Three random thoughts from a Hong Kong millennial.
1. Collecting Mannings stamps
Becoming an adult means you start buying your own shampoo, face wash and menstrual pads. And in Hong Kong, that means TONS of “stamps” from Wellcome or Mannings. You know, those tiny stickers that you collect and stick on a card until you have enough to exchange a reinforced Chinese multi-purpose knife, a piece of luggage, or a titanium PRO wok.
At first, I refused the stamps. I associated them with housewives or stingy people who counted every single cents. But then that one fateful day comes, when I realized, OH MAN, getting a quality knife and a non-stick pan (at only $200 if you have 40 stickers!) will actually make my life so much better.
I started keeping the stickers in my wallet, and once I accumulated more than 40 stickers, I frantically stuck them on the card outside a Mannings store. I walked inside the store with my boyfriend, and debated the respective merits of a stock pot versus a 26-inch frying pan.
We had to move quick — the other Mannings we visited was already selling out of options. Walking up to the cashier, stickers collection card in hand, we asked for the frying pan as well as a discounted set of Chinese knives (you only have to add an extra $200!).
That entire process, I’m not kidding you, felt like a more serious commitment than signing an employment contract or saying I love you for the first time. The beginning to a common but also shared experience of Hong Kong domestic life.
2. Two kinds of Octopus users
In my world, there are two kinds of Hong Kong people: those who top up their Octopus card with about $100 at a time, and those who put in $500 or use automatic add-value services. People who I see as well-adjusted adults, usually, fall into the latter group. They take good care of themselves and know what they want in life.

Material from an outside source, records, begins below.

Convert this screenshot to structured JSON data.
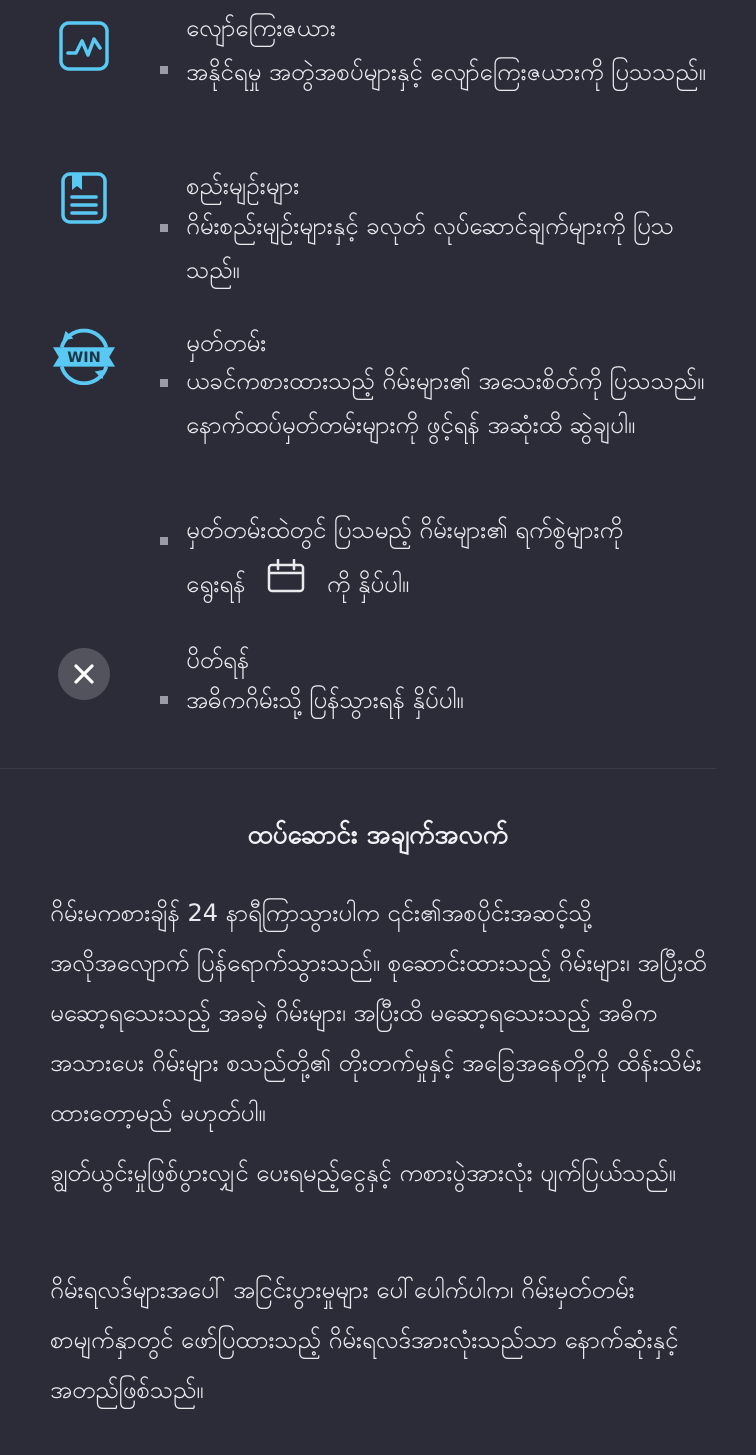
{
  "legend": [
    {
      "heading": "လျော်ကြေးဇယား",
      "bullets": [
        "အနိုင်ရမှု အတွဲအစပ်များနှင့် လျော်ကြေးဇယားကို ပြသသည်။"
      ]
    },
    {
      "heading": "စည်းမျဉ်းများ",
      "bullets": [
        "ဂိမ်းစည်းမျဉ်းများနှင့် ခလုတ် လုပ်ဆောင်ချက်များကို ပြသသည်။"
      ]
    },
    {
      "heading": "မှတ်တမ်း",
      "icon_label": "WIN",
      "bullets": [
        "ယခင်ကစားထားသည့် ဂိမ်းများ၏ အသေးစိတ်ကို ပြသသည်။ နောက်ထပ်မှတ်တမ်းများကို ဖွင့်ရန် အဆုံးထိ ဆွဲချပါ။",
        "မှတ်တမ်းထဲတွင် ပြသမည့် ဂိမ်းများ၏ ရက်စွဲများကို"
      ],
      "bullet2_line2_pre": "ရွေးရန်",
      "bullet2_line2_post": "ကို နှိပ်ပါ။"
    },
    {
      "heading": "ပိတ်ရန်",
      "bullets": [
        "အဓိကဂိမ်းသို့ ပြန်သွားရန် နှိပ်ပါ။"
      ]
    }
  ],
  "additional": {
    "title": "ထပ်ဆောင်း အချက်အလက်",
    "paragraphs": [
      "ဂိမ်းမကစားချိန် 24 နာရီကြာသွားပါက ၎င်း၏အစပိုင်းအဆင့်သို့ အလိုအလျောက် ပြန်ရောက်သွားသည်။ စုဆောင်းထားသည့် ဂိမ်းများ၊ အပြီးထိ မဆော့ရသေးသည့် အခမဲ့ ဂိမ်းများ၊ အပြီးထိ မဆော့ရသေးသည့် အဓိကအသားပေး ဂိမ်းများ စသည်တို့၏ တိုးတက်မှုနှင့် အခြေအနေတို့ကို ထိန်းသိမ်းထားတော့မည် မဟုတ်ပါ။",
      "ချွတ်ယွင်းမှုဖြစ်ပွားလျှင် ပေးရမည့်ငွေနှင့် ကစားပွဲအားလုံး ပျက်ပြယ်သည်။",
      "ဂိမ်းရလဒ်များအပေါ် အငြင်းပွားမှုများ ပေါ်ပေါက်ပါက၊ ဂိမ်းမှတ်တမ်းစာမျက်နှာတွင် ဖော်ပြထားသည့် ဂိမ်းရလဒ်အားလုံးသည်သာ နောက်ဆုံးနှင့် အတည်ဖြစ်သည်။"
    ]
  },
  "colors": {
    "background": "#2b2c38",
    "icon_accent": "#59c8f3",
    "text": "#e9e9ee",
    "bullet": "#9a9ba6"
  },
  "icons": [
    "paytable-chart-icon",
    "rules-document-icon",
    "history-win-icon",
    "calendar-icon",
    "close-icon"
  ]
}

That ANNOYING moment where you hurry to the MTR gate only to hear a harsh-sounding DOOT and find your Octopus card empty of money? It doesn’t happen to them.
I am one of those people who only tops up her Octopus card with $100 installments. This group of people, I’ve noticed, are usually more careful about their spending, less willing to make commitments, or just tend to lose things more often. Seeing how fast my money can just doot away is also very humbling. It scares me into spending more cautiously.
Deep down, I think of $100 top-ups as a sign that I’m not adulting properly. Maybe it’s because my parents, for as long as I’ve known them, have never worried about their Octopuses running out of money. Which kind of Octopus user are you?
3. What I’m reading
Why Do We Teach Girls That It’s Cute to Be Scared? By Caroline Paul.
“When a girl learns that the chance of skinning her knee is an acceptable reason not to attempt the fire pole, she learns to avoid activities outside her comfort zone. Soon many situations are considered too scary, when in fact they are simply exhilarating and unknown. Fear becomes a go-to feminine trait, something girls are expected to feel and express at will.”